## What needs to be done
Every entry needs to be written out again exactly, with its pictures removed.

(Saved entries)
-=-=-=-=-
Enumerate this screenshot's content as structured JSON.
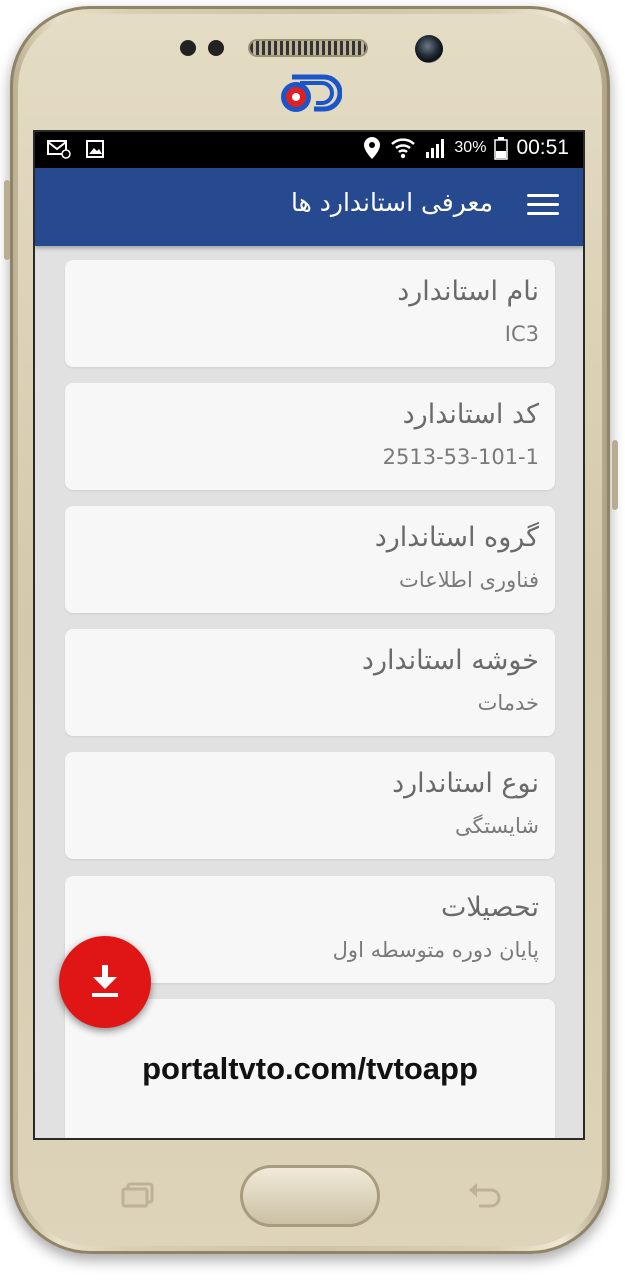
{
  "colors": {
    "appbar": "#27498f",
    "fab": "#e01616",
    "screen_bg": "#e1e1e1",
    "card_bg": "#f7f7f7"
  },
  "status_bar": {
    "battery_percent": "30%",
    "time": "00:51",
    "icons": [
      "message-icon",
      "image-icon",
      "location-icon",
      "wifi-icon",
      "signal-icon",
      "battery-icon"
    ]
  },
  "app_bar": {
    "title": "معرفی استاندارد ها",
    "menu_icon": "hamburger-menu-icon"
  },
  "cards": [
    {
      "title": "نام استاندارد",
      "value": "IC3"
    },
    {
      "title": "کد استاندارد",
      "value": "2513-53-101-1"
    },
    {
      "title": "گروه استاندارد",
      "value": "فناوری اطلاعات"
    },
    {
      "title": "خوشه استاندارد",
      "value": "خدمات"
    },
    {
      "title": "نوع استاندارد",
      "value": "شایستگی"
    },
    {
      "title": "تحصیلات",
      "value": "پایان دوره متوسطه اول"
    }
  ],
  "footer_card": {
    "url": "portaltvto.com/tvtoapp"
  },
  "fab": {
    "icon": "download-icon"
  }
}
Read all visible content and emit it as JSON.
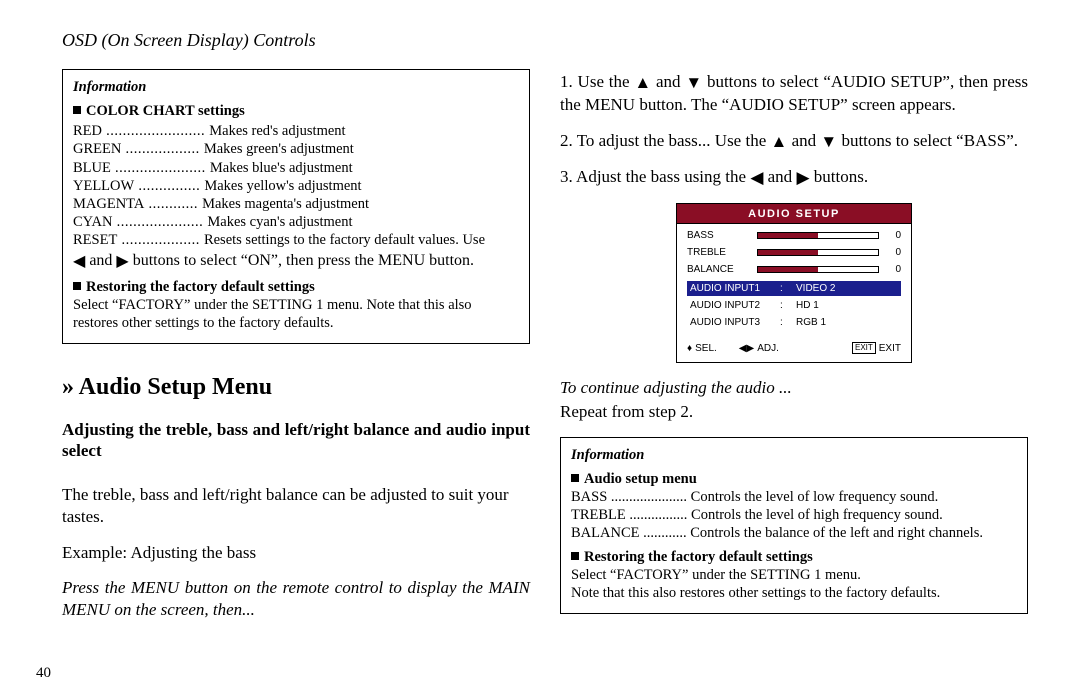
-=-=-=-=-
## Written reply
Enumerate this screenshot's content as structured JSON.
{
  "colors": {
    "appbar": "#27498f",
    "fab": "#e01616",
    "screen_bg": "#e1e1e1",
    "card_bg": "#f7f7f7"
  },
  "status_bar": {
    "battery_percent": "30%",
    "time": "00:51",
    "icons": [
      "message-icon",
      "image-icon",
      "location-icon",
      "wifi-icon",
      "signal-icon",
      "battery-icon"
    ]
  },
  "app_bar": {
    "title": "معرفی استاندارد ها",
    "menu_icon": "hamburger-menu-icon"
  },
  "cards": [
    {
      "title": "نام استاندارد",
      "value": "IC3"
    },
    {
      "title": "کد استاندارد",
      "value": "2513-53-101-1"
    },
    {
      "title": "گروه استاندارد",
      "value": "فناوری اطلاعات"
    },
    {
      "title": "خوشه استاندارد",
      "value": "خدمات"
    },
    {
      "title": "نوع استاندارد",
      "value": "شایستگی"
    },
    {
      "title": "تحصیلات",
      "value": "پایان دوره متوسطه اول"
    }
  ],
  "footer_card": {
    "url": "portaltvto.com/tvtoapp"
  },
  "fab": {
    "icon": "download-icon"
  }
}
Read all visible content and emit it as JSON.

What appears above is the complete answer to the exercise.